The mistake occurred while Jenna was interviewing singer Pharrell, who was nominated for best original score for the movie “Hidden Figures.”
“I accidentally, in the electricity of the red carpet, which I had never done one before, called ‘Hidden Figures’ ‘Hidden Fences,’” she said on TODAY Monday.
Pharrell’s movie relays the story of three black women in the 1960s who worked at NASA and played a pivotal role in astronaut John Glenn’s orbit into space.
But Jenna mixed the movie’s name with “Fences,” a film based on August Wilson’s play and stars Denzel Washington and Viola Davis.
“I have seen both movies. I thought they were both brilliant. I’ve interviewed cast from both of the movies,” Jenna said, her voice trembling. “And I offended people, I am deeply sorry. It was a mistake because y’all know I am not perfect. I am authentic, but a human.

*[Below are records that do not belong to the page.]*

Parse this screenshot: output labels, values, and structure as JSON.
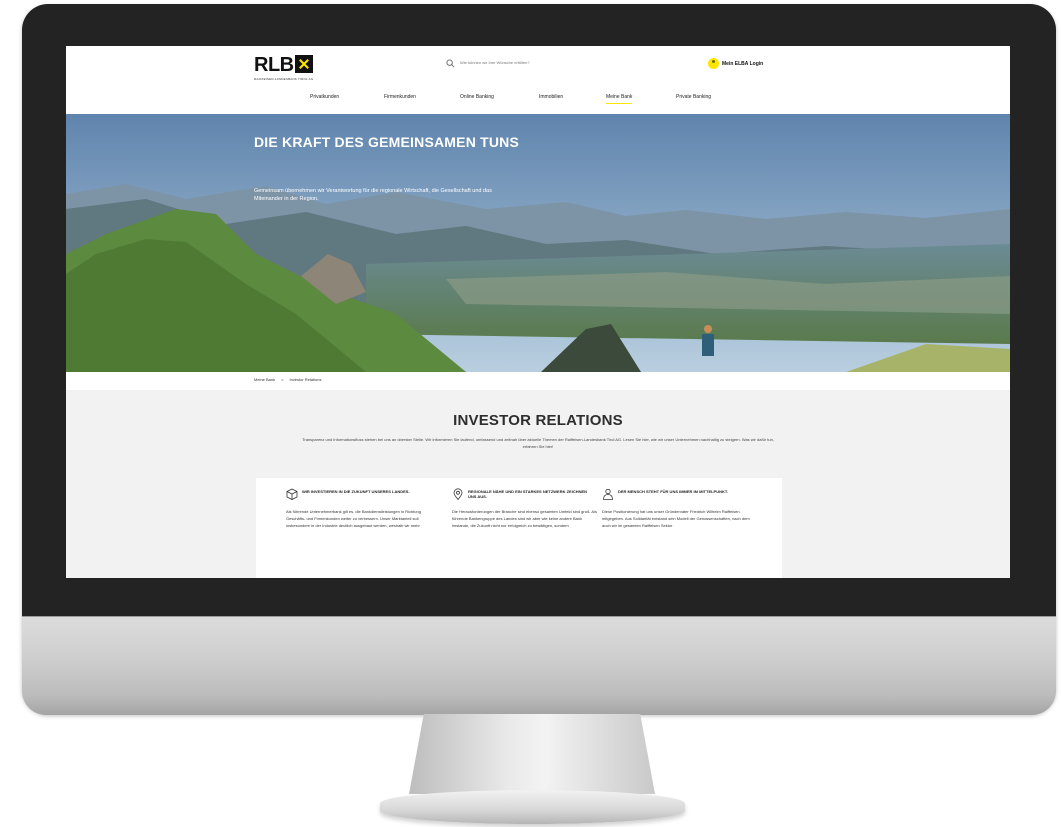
{
  "brand": {
    "logo_text": "RLB",
    "logo_subtitle": "RAIFFEISEN-LANDESBANK TIROL AG",
    "accent_color": "#ffe600"
  },
  "header": {
    "search_placeholder": "Wie können wir Ihre Wünsche erfüllen?",
    "search_icon": "search-icon",
    "login_label": "Mein ELBA Login",
    "login_icon": "user-icon"
  },
  "nav": {
    "items": [
      {
        "label": "Privatkunden"
      },
      {
        "label": "Firmenkunden"
      },
      {
        "label": "Online Banking"
      },
      {
        "label": "Immobilien"
      },
      {
        "label": "Meine Bank",
        "active": true
      },
      {
        "label": "Private Banking"
      }
    ]
  },
  "hero": {
    "title": "DIE KRAFT DES GEMEINSAMEN TUNS",
    "text": "Gemeinsam übernehmen wir Verantwortung für die regionale Wirtschaft, die Gesellschaft und das Miteinander in der Region."
  },
  "breadcrumb": {
    "items": [
      "Meine Bank",
      ">",
      "Investor Relations"
    ]
  },
  "investor_relations": {
    "title": "INVESTOR RELATIONS",
    "intro": "Transparenz und Informationsfluss stehen bei uns an oberster Stelle. Wir informieren Sie laufend, umfassend und zeitnah über aktuelle Themen der Raiffeisen-Landesbank Tirol AG. Lesen Sie hier, wie wir unser Unternehmen nachhaltig zu steigern. Was wir dafür tun, erfahren Sie hier!",
    "cards": [
      {
        "icon": "cube-icon",
        "title": "WIR INVESTIEREN IN DIE ZUKUNFT UNSERES LANDES.",
        "text": "Als führende Unternehmerbank gilt es, die Bankdienstleistungen in Richtung Geschäfts- und Firmenkunden weiter zu verbessern. Unser Marktanteil soll insbesondere in der Industrie deutlich ausgebaut werden, weshalb wir mehr"
      },
      {
        "icon": "location-pin-icon",
        "title": "REGIONALE NÄHE UND EIN STARKES NETZWERK ZEICHNEN UNS AUS.",
        "text": "Die Herausforderungen der Branche sind ebenso gesamten Umfeld sind groß. Als führende Bankengruppe des Landes sind wir aber wie keine andere Bank imstande, die Zukunft nicht nur erfolgreich zu bewältigen, sondern"
      },
      {
        "icon": "people-icon",
        "title": "DER MENSCH STEHT FÜR UNS IMMER IM MITTELPUNKT.",
        "text": "Diese Positionierung hat uns unser Gründervater Friedrich Wilhelm Raiffeisen mitgegeben. Aus Solidarität entstand sein Modell der Genossenschaften, nach dem auch wir im gesamten Raiffeisen Sektor"
      }
    ]
  }
}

What I didn’t want to do is make anybody feel lesser than who they are.”
On Twitter later, "Hidden Figures" star Octavia Spencer offered Jenna some words of encouragement.

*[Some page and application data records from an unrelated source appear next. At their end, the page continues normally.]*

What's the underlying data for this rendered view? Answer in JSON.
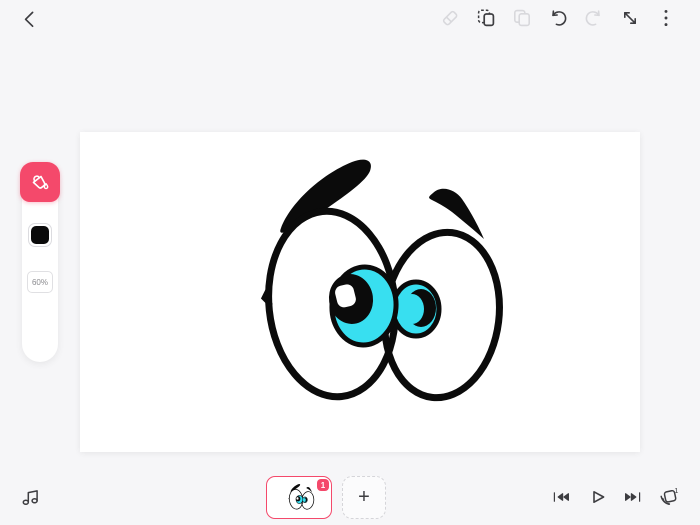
{
  "colors": {
    "background": "#f6f6f8",
    "canvas": "#ffffff",
    "accent_pink": "#f4496b",
    "iris_cyan": "#38dff0",
    "ink_black": "#0b0b0b",
    "icon_dark": "#3d3d41",
    "icon_disabled": "#d8d8dc"
  },
  "top_bar": {
    "icons": [
      "back",
      "eraser",
      "paste",
      "copy",
      "undo",
      "redo",
      "resize-diagonal",
      "more-menu"
    ]
  },
  "left_toolbar": {
    "active_tool": "fill-bucket",
    "color_swatch": "#0b0b0b",
    "opacity_label": "60%"
  },
  "canvas": {
    "drawing": "cartoon-eyes-with-eyebrows"
  },
  "bottom_bar": {
    "music_icon": "music-note",
    "frame_badge": "1",
    "add_frame_label": "+",
    "playback_icons": [
      "skip-to-start",
      "play",
      "skip-to-end"
    ],
    "onion_layers_count": "1"
  }
}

Williams did too.
Jenna wasn’t the only person to get the movie’s name wrong.
Later in the evening, actor Michael Keaton slipped up and called "Hidden Figures" “Hidden Fences” while presenting the award for best supporting actress.
Both Davis and Spencer were nominated in the category.
“I apologize to both the cast, to Pharrell, but it was a mistake, and I hope we can move on,” Jenna added.
The daughter of former President George W. Bush, Jenna said she’s used to taking heat and being in the spotlight, but this time felt different.
“I typically have a pretty thick skin because I’ve lived through a lot, and you can say whatever you want to say about me, but to act that I don’t care about people really hurt,” she said.
TODAY co-anchor Natalie Morales offered her support.
“We’ve all been there," she said, noting that the frenzied red carpet atmosphere can feel like a “mosh pit.”
Al Roker also stood up for his fellow anchor.
“All of us who know you know your heart, and know that that was a mistake,” said Roker.
“Honest mistakes happen in live television," he said. "And this culture of Twitter and people waiting to pounce and get on people, it’s got to stop. It’s got to stop somewhere. It’s just ridiculous.”